metolius

Spending some quality time on the Metolius River.

THE INVINCIBLE

Metolius

THIS TWENTY-NINE-MILE-LONG RIVER apparently has a target on its back. Cascade lava flows have tried to squelch it no fewer than six times in the past five million or so years, including one particularly nasty attempt by Black Butte about a million years ago, when the volcano belched its fiery contents smack-dab into the riverbed. But the little river that could has always found a new path. Today, the Metolius wells up from beneath the bristled cone of Black Butte—at eighty feet wide, a river born almost whole—then races northward at nearly nine-hundred-thousand gallons a minute toward Lake Billy Chinook, where it makes a final wide turn into the Deschutes River. Despite its geological mystique, the Metolius is no mystery to fishermen, who flock to its banks in the summer to cast for brown trout and redband rainbows. Fittingly, given the river’s own hard-won survival, every inch of this serpentine stream is reserved for catch-and-release fishing.

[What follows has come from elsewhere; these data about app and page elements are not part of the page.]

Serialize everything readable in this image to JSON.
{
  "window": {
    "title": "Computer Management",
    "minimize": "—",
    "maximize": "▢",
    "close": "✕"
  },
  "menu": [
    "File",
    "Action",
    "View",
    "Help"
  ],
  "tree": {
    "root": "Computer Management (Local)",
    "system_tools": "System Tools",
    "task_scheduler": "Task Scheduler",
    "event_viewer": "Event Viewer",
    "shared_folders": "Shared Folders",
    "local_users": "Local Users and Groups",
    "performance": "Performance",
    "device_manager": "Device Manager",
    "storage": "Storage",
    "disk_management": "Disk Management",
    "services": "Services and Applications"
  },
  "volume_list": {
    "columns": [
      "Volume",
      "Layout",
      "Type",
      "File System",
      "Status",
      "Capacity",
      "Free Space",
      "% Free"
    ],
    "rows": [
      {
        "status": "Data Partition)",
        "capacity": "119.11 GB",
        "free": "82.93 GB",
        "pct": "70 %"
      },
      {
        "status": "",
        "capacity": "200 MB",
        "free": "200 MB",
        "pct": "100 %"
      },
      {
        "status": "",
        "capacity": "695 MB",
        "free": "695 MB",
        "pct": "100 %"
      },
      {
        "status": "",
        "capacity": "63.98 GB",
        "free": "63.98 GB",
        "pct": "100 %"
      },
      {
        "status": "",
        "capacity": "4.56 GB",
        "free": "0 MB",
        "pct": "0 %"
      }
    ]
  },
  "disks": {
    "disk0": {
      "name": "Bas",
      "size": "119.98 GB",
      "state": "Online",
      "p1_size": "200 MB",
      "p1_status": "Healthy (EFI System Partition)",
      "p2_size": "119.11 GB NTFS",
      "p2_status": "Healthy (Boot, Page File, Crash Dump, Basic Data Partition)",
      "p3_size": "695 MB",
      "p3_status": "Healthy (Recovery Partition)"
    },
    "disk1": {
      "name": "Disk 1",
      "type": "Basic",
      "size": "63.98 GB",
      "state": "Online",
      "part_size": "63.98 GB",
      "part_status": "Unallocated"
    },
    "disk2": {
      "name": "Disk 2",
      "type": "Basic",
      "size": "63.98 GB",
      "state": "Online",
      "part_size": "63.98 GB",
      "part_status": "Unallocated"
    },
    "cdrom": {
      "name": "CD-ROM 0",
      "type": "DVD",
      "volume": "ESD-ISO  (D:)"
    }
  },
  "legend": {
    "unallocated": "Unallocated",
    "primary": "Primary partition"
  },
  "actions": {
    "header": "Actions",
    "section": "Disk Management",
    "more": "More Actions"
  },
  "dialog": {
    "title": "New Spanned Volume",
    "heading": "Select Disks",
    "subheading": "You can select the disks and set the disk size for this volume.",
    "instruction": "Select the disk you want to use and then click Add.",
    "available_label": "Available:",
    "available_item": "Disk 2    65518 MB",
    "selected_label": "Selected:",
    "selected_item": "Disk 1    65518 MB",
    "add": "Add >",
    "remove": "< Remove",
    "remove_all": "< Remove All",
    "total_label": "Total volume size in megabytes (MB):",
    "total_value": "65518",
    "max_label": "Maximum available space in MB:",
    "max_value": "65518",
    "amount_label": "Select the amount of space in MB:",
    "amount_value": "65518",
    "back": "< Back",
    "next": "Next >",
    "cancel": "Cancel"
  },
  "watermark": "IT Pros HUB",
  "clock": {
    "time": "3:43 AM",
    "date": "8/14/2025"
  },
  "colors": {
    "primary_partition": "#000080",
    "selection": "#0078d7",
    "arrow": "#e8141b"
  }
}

FISH Historically, sockeye salmon have had a large run on the Metolius, but today, trout are king: brown, rainbow, redband, even the endangered bull trout all call the river home. When it comes to landing them, though, you’re more or less on your own. Because of a treaty with the Warm Springs Tribe—which owns the west bank of the lower river—the Forest Service has prohibited commercial guided fishing excursions on the Metolius. So stop into the Camp Sherman Store (campshermanstore.com), a full-service fly shop (see “Base Camp”), to find out what flies the fish have been taking.

HIKE While a handful of paddlers brave the Metolius’s cold, clear waters (the river flows at 48 degrees year-round), the paths surrounding the river are more popular, and they’re known as a haven from summertime heat. Old-growth ponderosa pines provide cooling shade on the six-mile West Metolius River Trail (www.fs.fed.us), which flits between forests and meadows. Bring a stash of quarters for your respite at the Wizard Falls Hatchery, about halfway up the trail, where you can buy fish food from the vending machines and play Santa to our finned friends in the open-air pools. For a tougher trek, take on the Metolius’s would-be murderer, Black Butte. It’s a quad-busting two-mile climb to the top of the 6,434-foot-high volcano, but the views of Mount Jefferson and the gnarled spire of Three Fingered Jack are to die for.